Ceremony, her first novel, is a very powerful book. After six years fighting in the Philippines and surviving the Bataan Death March as a prisoner of the Japanese during World War II, the young Native American Tayo returns to the States. Suffering from battle fatigue, he is initially sent to the mental ward of the veterans' hospital in California. He then moves to Laguna Pueblo, where he has been living with his aunt, who is the sister of the mother who has deserted him, and is the mother of his cousin and friend Rocky with whom he left to join the war, but who has not survived. Tayo lives with ghosts, and is still ill.
In war, he and his Native American friends experienced a slim but not insignificant (although sometimes morbidly ironic) kind of equality: although white people weren't cheering them as much as the uniform they wore, they nevertheless 'got the same medals for bravery, the same flag over the coffin'. But there is a return to alienation when the uniform has gone, and at stores Tayo has to wait to be served after the whites, and the 'white lady at the bus depot' is very careful to slide his change over the counter to avoid touching him.*
His friends attempt to medicate themselves with drink and degenerate into alcoholism and violence, but Tayo finds this unsatisfactory, and anyway he is still the victim of a double alienation: from both white and Native American society because he is of mixed blood.
His grandmother tries to get the medicine man Ku'oosh to cure him, but Ku'oosh is too steeped in Indian culture, and is unable to cure contemporary ills that have their roots in white society. So Tayo visits another medicine man – Betonie – who lives on the edge of another reservation, near the white town of Gallup, and who is familiar with both white and Native American cultures.

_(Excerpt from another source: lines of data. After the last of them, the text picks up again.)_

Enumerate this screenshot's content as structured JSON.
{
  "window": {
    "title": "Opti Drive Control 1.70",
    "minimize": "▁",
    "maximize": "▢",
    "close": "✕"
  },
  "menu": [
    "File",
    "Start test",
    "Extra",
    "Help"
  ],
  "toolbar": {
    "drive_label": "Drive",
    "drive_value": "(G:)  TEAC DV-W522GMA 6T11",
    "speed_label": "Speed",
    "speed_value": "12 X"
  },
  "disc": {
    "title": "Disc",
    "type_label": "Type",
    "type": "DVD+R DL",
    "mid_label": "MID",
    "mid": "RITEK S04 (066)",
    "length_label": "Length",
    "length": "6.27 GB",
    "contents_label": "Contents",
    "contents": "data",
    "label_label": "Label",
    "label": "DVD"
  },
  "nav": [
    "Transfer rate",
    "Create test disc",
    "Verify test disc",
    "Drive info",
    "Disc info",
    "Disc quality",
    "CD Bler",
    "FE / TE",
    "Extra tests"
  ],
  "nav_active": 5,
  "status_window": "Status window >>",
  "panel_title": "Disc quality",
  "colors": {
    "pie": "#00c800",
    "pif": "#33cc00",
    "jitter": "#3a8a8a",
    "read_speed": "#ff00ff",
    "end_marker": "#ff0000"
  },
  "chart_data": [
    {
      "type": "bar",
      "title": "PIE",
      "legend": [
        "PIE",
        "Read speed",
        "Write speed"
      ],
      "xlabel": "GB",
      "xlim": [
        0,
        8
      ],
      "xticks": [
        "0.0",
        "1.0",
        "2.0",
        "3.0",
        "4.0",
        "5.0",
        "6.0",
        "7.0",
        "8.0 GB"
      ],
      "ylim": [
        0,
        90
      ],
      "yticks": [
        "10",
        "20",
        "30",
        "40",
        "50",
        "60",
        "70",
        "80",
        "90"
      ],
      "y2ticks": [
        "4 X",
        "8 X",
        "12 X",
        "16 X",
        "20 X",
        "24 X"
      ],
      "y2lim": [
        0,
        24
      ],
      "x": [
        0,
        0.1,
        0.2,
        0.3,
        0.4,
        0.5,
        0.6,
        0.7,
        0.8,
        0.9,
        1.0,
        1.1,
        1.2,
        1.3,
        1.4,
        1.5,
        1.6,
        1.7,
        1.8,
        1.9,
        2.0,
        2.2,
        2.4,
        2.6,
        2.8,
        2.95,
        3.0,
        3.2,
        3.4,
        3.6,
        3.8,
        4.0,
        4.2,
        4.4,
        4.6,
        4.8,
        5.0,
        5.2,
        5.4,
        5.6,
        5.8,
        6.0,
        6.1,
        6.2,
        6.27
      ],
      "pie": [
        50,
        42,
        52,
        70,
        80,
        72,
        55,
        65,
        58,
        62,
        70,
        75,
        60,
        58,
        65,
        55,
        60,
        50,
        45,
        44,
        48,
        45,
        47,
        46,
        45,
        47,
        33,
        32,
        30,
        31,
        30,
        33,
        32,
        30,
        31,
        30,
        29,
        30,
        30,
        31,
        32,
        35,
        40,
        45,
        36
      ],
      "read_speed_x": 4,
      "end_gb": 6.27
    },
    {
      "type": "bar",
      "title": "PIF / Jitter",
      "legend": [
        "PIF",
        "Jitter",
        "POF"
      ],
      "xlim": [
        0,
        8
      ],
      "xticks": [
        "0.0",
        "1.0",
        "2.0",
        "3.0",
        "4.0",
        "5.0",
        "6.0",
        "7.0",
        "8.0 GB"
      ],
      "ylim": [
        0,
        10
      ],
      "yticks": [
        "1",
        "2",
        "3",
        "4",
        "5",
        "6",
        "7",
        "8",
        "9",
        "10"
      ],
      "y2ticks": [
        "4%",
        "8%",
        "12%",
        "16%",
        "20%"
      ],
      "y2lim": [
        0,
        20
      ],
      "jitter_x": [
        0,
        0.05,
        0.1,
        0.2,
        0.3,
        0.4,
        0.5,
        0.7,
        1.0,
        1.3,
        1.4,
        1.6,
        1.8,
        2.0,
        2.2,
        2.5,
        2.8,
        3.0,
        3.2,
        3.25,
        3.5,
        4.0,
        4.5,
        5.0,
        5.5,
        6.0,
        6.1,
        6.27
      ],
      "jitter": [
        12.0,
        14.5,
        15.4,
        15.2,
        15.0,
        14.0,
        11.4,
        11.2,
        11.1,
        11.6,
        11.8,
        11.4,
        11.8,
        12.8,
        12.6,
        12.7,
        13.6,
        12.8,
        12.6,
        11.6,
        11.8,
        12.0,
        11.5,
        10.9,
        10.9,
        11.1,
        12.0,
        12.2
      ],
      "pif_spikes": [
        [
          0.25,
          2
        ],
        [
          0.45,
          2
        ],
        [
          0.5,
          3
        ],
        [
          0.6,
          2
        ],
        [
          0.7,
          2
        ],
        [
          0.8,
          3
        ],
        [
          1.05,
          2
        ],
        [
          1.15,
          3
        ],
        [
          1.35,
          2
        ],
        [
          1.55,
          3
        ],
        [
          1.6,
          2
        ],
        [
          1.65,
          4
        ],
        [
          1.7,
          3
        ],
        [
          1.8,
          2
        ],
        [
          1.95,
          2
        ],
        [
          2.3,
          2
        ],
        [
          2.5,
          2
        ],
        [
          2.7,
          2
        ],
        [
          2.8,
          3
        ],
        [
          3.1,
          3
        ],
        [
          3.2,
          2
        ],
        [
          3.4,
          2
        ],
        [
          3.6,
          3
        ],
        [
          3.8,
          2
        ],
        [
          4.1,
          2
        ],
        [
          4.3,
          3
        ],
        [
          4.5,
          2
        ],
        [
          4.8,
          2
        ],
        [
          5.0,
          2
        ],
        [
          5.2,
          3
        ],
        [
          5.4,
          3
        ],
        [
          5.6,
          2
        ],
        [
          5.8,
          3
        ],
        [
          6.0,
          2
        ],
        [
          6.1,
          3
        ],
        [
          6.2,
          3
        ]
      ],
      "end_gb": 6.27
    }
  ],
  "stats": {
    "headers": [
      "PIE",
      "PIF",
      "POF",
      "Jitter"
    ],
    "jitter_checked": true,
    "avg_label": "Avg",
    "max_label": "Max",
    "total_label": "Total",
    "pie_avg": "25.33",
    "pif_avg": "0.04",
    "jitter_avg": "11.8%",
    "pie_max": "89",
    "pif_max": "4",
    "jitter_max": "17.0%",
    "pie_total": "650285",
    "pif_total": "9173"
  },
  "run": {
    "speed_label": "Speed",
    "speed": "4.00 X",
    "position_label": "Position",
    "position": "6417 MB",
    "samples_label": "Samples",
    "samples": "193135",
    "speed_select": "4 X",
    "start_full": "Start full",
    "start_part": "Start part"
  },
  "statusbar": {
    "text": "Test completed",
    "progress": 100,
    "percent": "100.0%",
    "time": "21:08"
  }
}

The ceremony now begins, and although there is no quick fix, what Betonie has taught him will lead him away from his false friends in the 'cold Coors hospital' identifying with the destruction that the whites have brought to Native American civilization. It will lead Tayo towards a greater understanding of his past, of what he is. Towards health.
Ceremony isn't structured in a linear fashion and passages from the past, in the manner of Tayo's thoughts, are juxtaposed to the present. Poems – stories of Native American culture – both frame the novel and punctuate it, serving as ceremonies, weapons against illness, death, evil: the wherewithal for life itself.
*cf. Mulk Raj Anand's Untouchable.